Amateurs eye off Australian Open
BY Anthony Powter | Australasian PGA Tour | 2008 Australian Open | General | 10 Dec 2008
This week at Royal Sydney will hopefully be the beginning of a long journey for the fifteen amateurs in the starting line up as they strive to repeat Aaron Baddeley’s efforts in 1999 and become just the third post-war period amateur to win the Australian Open Championship.
World number one Danny Lee spearheads the amateur line up, followed by Australia’s highest ranked player and the world’s number 16, Matt Jager. The two are supported by seasoned world amateur Scott Arnold, Michael Foster and the current Australian Amateur Champion, Norway’s Anders Kristiansen.
All were exempted from pre-qualifying through recent performances and world amateur ranking. The others like Daniel Beckmann and Grant Scott had to endure pre-qualification rounds in order to gain a start.
“It’s all about the experience,” says Beckmann, winner of the 2007 Federal Amateur and competing in his second Australian Open.
“Playing in events like the Australian Open shows you just how good you have to be to complete. It opens your eyes as to how much you need to improve.”
Scott Arnold, winner of the prestigious Riversdale Cup back in March, also relishes the opportunity to play amongst the bigger events with this also his second Australian Open.

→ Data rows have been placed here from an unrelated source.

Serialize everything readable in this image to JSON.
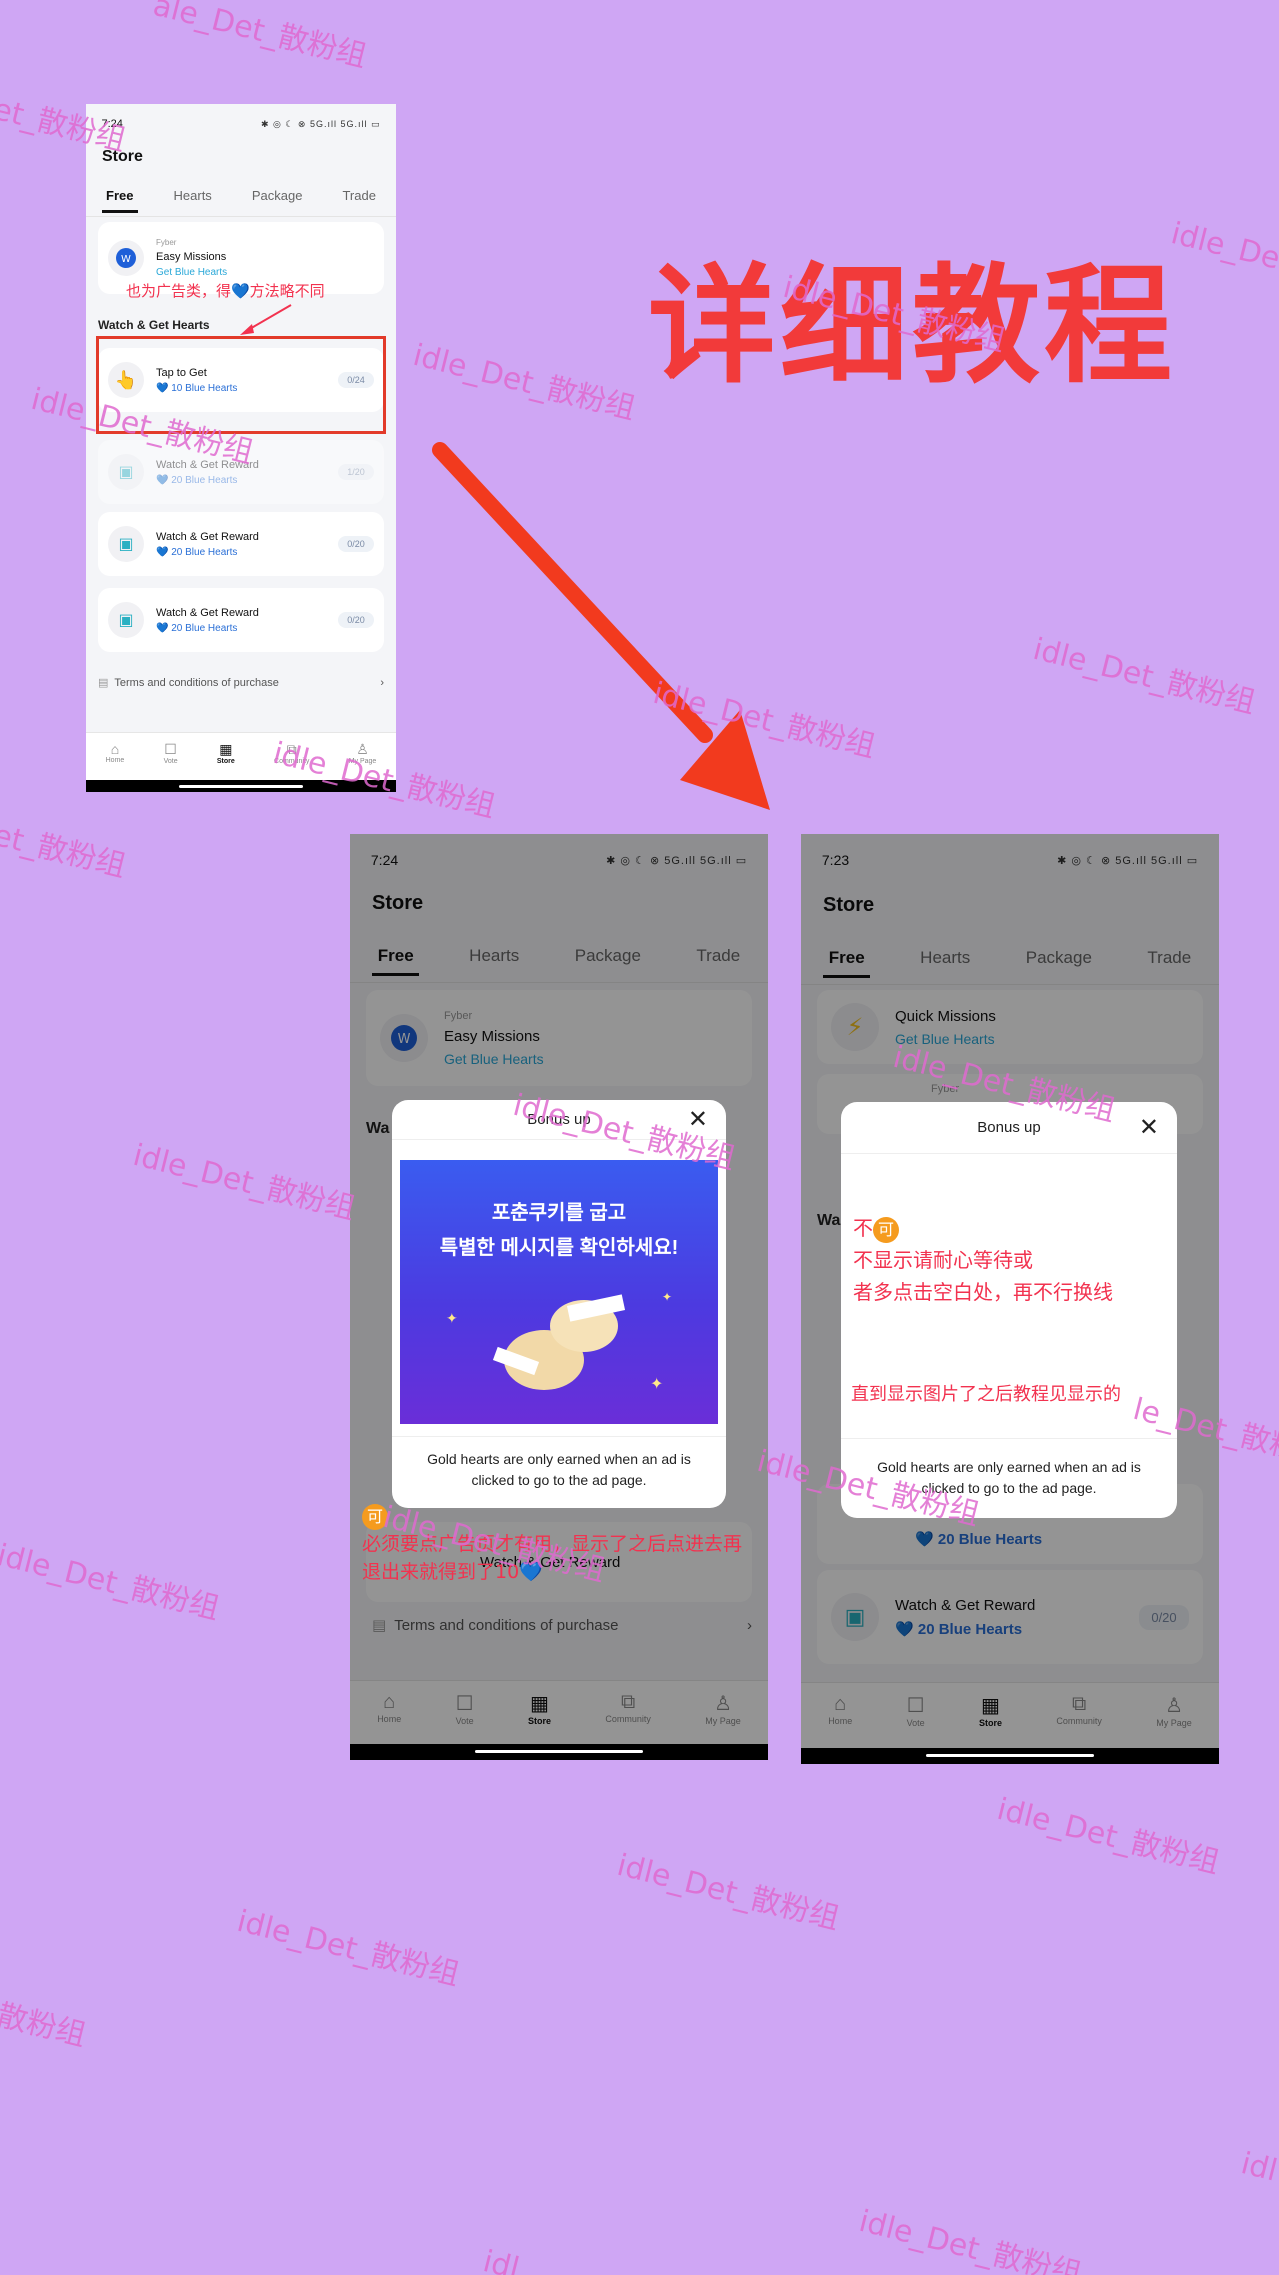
{
  "headline": "详细教程",
  "watermark": "idle_Det_散粉组",
  "watermark_partials": [
    "散粉组",
    "et_散粉组",
    "idl",
    "le_Det_散粉组",
    "ale_Det_散粉组",
    "idle_De",
    "idle_Det_散粉组"
  ],
  "colors": {
    "background": "#cfa6f4",
    "accent_red": "#f23a3a",
    "brand_blue": "#2a6fd6"
  },
  "phone1": {
    "time": "7:24",
    "status_icons": "✱ ◎ ☾ ⊗ 5G.ıll 5G.ıll ▭",
    "page_title": "Store",
    "tabs": [
      "Free",
      "Hearts",
      "Package",
      "Trade"
    ],
    "missions": {
      "provider": "Fyber",
      "title": "Easy Missions",
      "action": "Get Blue Hearts"
    },
    "annotation": "也为广告类，得💙方法略不同",
    "section_title": "Watch & Get Hearts",
    "items": [
      {
        "title": "Tap to Get",
        "reward": "10 Blue Hearts",
        "count": "0/24"
      },
      {
        "title": "Watch & Get Reward",
        "reward": "20 Blue Hearts",
        "count": "1/20"
      },
      {
        "title": "Watch & Get Reward",
        "reward": "20 Blue Hearts",
        "count": "0/20"
      },
      {
        "title": "Watch & Get Reward",
        "reward": "20 Blue Hearts",
        "count": "0/20"
      }
    ],
    "terms": "Terms and conditions of purchase",
    "nav": [
      "Home",
      "Vote",
      "Store",
      "Community",
      "My Page"
    ]
  },
  "phone2": {
    "time": "7:24",
    "status_icons": "✱ ◎ ☾ ⊗ 5G.ıll 5G.ıll ▭",
    "page_title": "Store",
    "tabs": [
      "Free",
      "Hearts",
      "Package",
      "Trade"
    ],
    "missions": {
      "provider": "Fyber",
      "title": "Easy Missions",
      "action": "Get Blue Hearts"
    },
    "section_partial": "Wa",
    "modal_title": "Bonus up",
    "ad_text_line1": "포춘쿠키를 굽고",
    "ad_text_line2": "특별한 메시지를 확인하세요!",
    "modal_footer": "Gold hearts are only earned when an ad is clicked to go to the ad page.",
    "behind_item": "Watch & Get Reward",
    "annotation_mark": "可",
    "annotation": "必须要点广告页才有用，显示了之后点进去再退出来就得到了10💙",
    "terms": "Terms and conditions of purchase",
    "nav": [
      "Home",
      "Vote",
      "Store",
      "Community",
      "My Page"
    ]
  },
  "phone3": {
    "time": "7:23",
    "status_icons": "✱ ◎ ☾ ⊗ 5G.ıll 5G.ıll ▭",
    "page_title": "Store",
    "tabs": [
      "Free",
      "Hearts",
      "Package",
      "Trade"
    ],
    "quick": {
      "title": "Quick Missions",
      "action": "Get Blue Hearts"
    },
    "provider": "Fyber",
    "section_partial": "Wa",
    "modal_title": "Bonus up",
    "annotation_mark_prefix": "不",
    "annotation_mark": "可",
    "annotation_line1": "不显示请耐心等待或",
    "annotation_line2": "者多点击空白处，再不行换线",
    "annotation_line3": "直到显示图片了之后教程见显示的",
    "modal_footer": "Gold hearts are only earned when an ad is clicked to go to the ad page.",
    "behind_reward": "20 Blue Hearts",
    "last_item": {
      "title": "Watch & Get Reward",
      "reward": "20 Blue Hearts",
      "count": "0/20"
    },
    "nav": [
      "Home",
      "Vote",
      "Store",
      "Community",
      "My Page"
    ]
  }
}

“The way the layout is in these events is vastly different,” he says. “If you play well you will score well and that’s the challenge.”

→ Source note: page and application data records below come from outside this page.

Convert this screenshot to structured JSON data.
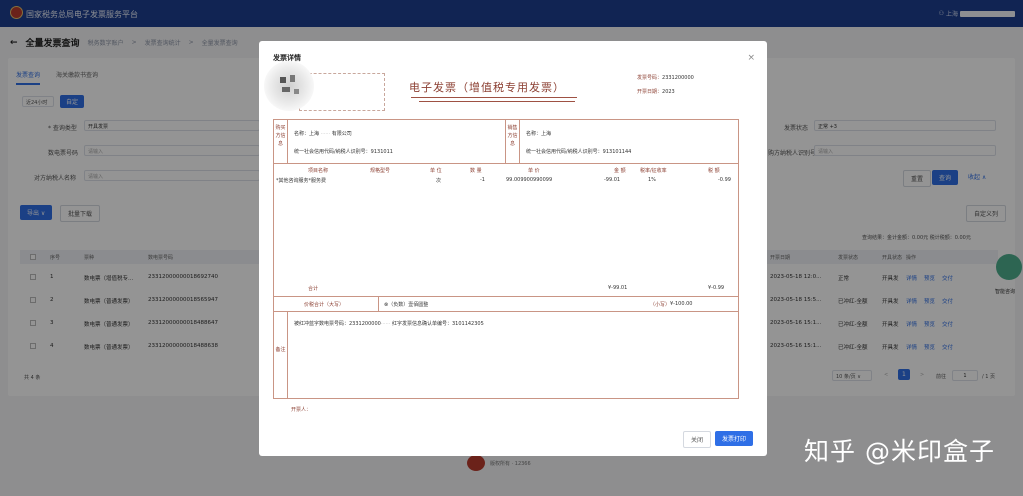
{
  "topbar": {
    "title": "国家税务总局电子发票服务平台",
    "user": "上海"
  },
  "breadcrumb": {
    "back": "←",
    "title": "全量发票查询",
    "crumbs": [
      "税务数字账户",
      "发票查询统计",
      "全量发票查询"
    ],
    "sep": ">"
  },
  "tabs": [
    "发票查询",
    "海关缴款书查询"
  ],
  "filters": {
    "range": "近24小时",
    "custom_btn": "自定",
    "type_label": "* 查询类型",
    "type_value": "开具发票",
    "no_label": "数电票号码",
    "no_placeholder": "请输入",
    "party_label": "对方纳税人名称",
    "party_placeholder": "请输入",
    "status_label": "发票状态",
    "status_value": "正常 +3",
    "taxid_label": "购方纳税人识别号",
    "taxid_placeholder": "请输入",
    "reset": "重置",
    "query": "查询",
    "collapse": "收起 ∧"
  },
  "toolbar": {
    "export": "导出 ∨",
    "batch": "批量下载",
    "custom_cols": "自定义列"
  },
  "summary": "查询结果：金计金额：0.00元  税计税额：0.00元",
  "table": {
    "headers": [
      "序号",
      "票种",
      "数电票号码",
      "开票日期",
      "发票状态",
      "开具状态",
      "操作"
    ],
    "rows": [
      {
        "no": "1",
        "kind": "数电票（增值税专...",
        "invno": "23312000000018692740",
        "date": "2023-05-18 12:0...",
        "status": "正常",
        "issue": "开具发",
        "ops": [
          "详情",
          "预览",
          "交付"
        ]
      },
      {
        "no": "2",
        "kind": "数电票（普通发票）",
        "invno": "23312000000018565947",
        "date": "2023-05-18 15:5...",
        "status": "已冲红-全额",
        "issue": "开具发",
        "ops": [
          "详情",
          "预览",
          "交付"
        ]
      },
      {
        "no": "3",
        "kind": "数电票（普通发票）",
        "invno": "23312000000018488647",
        "date": "2023-05-16 15:1...",
        "status": "已冲红-全额",
        "issue": "开具发",
        "ops": [
          "详情",
          "预览",
          "交付"
        ]
      },
      {
        "no": "4",
        "kind": "数电票（普通发票）",
        "invno": "23312000000018488638",
        "date": "2023-05-16 15:1...",
        "status": "已冲红-全额",
        "issue": "开具发",
        "ops": [
          "详情",
          "预览",
          "交付"
        ]
      }
    ]
  },
  "pagination": {
    "total": "共 4 条",
    "page_size": "10 条/页 ∨",
    "prev": "<",
    "current": "1",
    "next": ">",
    "goto_label": "前往",
    "goto_value": "1",
    "pages": "/ 1 页"
  },
  "assistant": {
    "label": "智能咨询"
  },
  "footer": {
    "text": "版权所有 · 12366"
  },
  "modal": {
    "title": "发票详情",
    "close": "×",
    "invoice_title": "电子发票（增值税专用发票）",
    "invoice_no_label": "发票号码：",
    "invoice_no_value": "2331200000",
    "invoice_date_label": "开票日期：",
    "invoice_date_value": "2023",
    "buyer_label": "购买方信息",
    "buyer_name": "名称：上海",
    "buyer_name_tail": "有限公司",
    "buyer_id": "统一社会信用代码/纳税人识别号：9131011",
    "seller_label": "销售方信息",
    "seller_name": "名称：上海",
    "seller_id": "统一社会信用代码/纳税人识别号：913101144",
    "item_headers": [
      "项目名称",
      "规格型号",
      "单 位",
      "数 量",
      "单 价",
      "金 额",
      "税率/征收率",
      "税 额"
    ],
    "item_row": [
      "*其他咨询服务*服务费",
      "",
      "次",
      "-1",
      "99.009900990099",
      "-99.01",
      "1%",
      "-0.99"
    ],
    "total_label": "合计",
    "total_amount": "¥-99.01",
    "total_tax": "¥-0.99",
    "in_words_label": "价税合计（大写）",
    "in_words_value": "⊗（负数）壹佰圆整",
    "in_small_label": "（小写）",
    "in_small_value": "¥-100.00",
    "remark_label": "备注",
    "remark_text": "被红冲蓝字数电票号码：2331200000",
    "remark_text2": "红字发票信息确认单编号：3101142305",
    "issuer_label": "开票人：",
    "btn_close": "关闭",
    "btn_print": "发票打印"
  },
  "watermark": "知乎 @米印盒子"
}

Michael Foster shares the same view as Arnold.
“This is my first Aussie Open and I just want to enjoy the experience and try and make it to the weekend,” says the 2007 Rice Planters champion and 2008 Australian Amateur runner-up.
In February both Foster and Arnold will attend Asian Q-School with the objective of turning professional. It’s a similar objective that is shared by the majority of the amateurs competing this week, with the exception of Jason Perry.

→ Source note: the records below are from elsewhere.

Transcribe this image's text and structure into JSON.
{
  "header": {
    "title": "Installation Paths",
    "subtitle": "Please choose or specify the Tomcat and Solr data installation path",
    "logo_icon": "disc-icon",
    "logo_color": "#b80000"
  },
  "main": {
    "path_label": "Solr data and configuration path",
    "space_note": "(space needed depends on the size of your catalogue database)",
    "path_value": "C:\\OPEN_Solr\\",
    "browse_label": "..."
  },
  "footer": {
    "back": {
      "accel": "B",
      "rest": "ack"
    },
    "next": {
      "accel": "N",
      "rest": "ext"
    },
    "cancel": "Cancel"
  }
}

Perry obtained an exemption following his win in the Australian Mid-Amateur Championship earlier in the year and the Victorian is just here for the experience.
Have a thought also for Brett Rankin who was sent packing for his clubs at a moments notice after Adam Scott’s announcement on Tuesday of yet another non-attendance at an Australian event. Rankin was rewarded a start for his stellar finishes in the Australian Amateur and Queensland Medal this season.
Those not so lucky to be getting a start include seasoned amateur Josh Younger, who for some reason was erased off the exemption amateur list upon indicating to officials of his desire to pre-qualify at The Masters and then later play the Australian Tour School as a professional.
Younger unfortunately missed qualifying for the event by a few shots at Liverpool last Monday. In all the circumstances given the amateur performances Younger has exhibited throughout his career, both locally and abroad, as well as his commitment towards main Australian amateur events, it could easily be seen a case of rough justice.
Whilst amateur victories since 1945 at the Australian Open have been few and far between, Royal Sydney was the last occasion an amateur held the Stonehaven Cup, with Aaron Baddeley’s efforts in 1999.
Danny Lee continues to fire at the bigger events, with the current US Amateur Champion gaining valuable experience playing the PGA Tour on sponsor’s invites and making the cut by three strokes at the PGA Tour Wyndham Championship in his maiden PGA Tour start. Lee finished a creditable T32 at the Singapore Open last month, to be followed by a T11 finish in his last event at the Masters in Melbourne.
Lee has the game and talent to win this championship and started his campaign today at Royal Sydney to be currently in tied 7th position at 4-under-par and three strokes from the leaders.
Whether Lee can join the likes of Bruce Devlin (1960) and Aaron Baddeley (1999) will be a matter to see as the tournament unfolds. Lee is pure talent and he’ll certainly will be keeping an eye on the trophy as he does battle with the more favoured professionals in this tournament.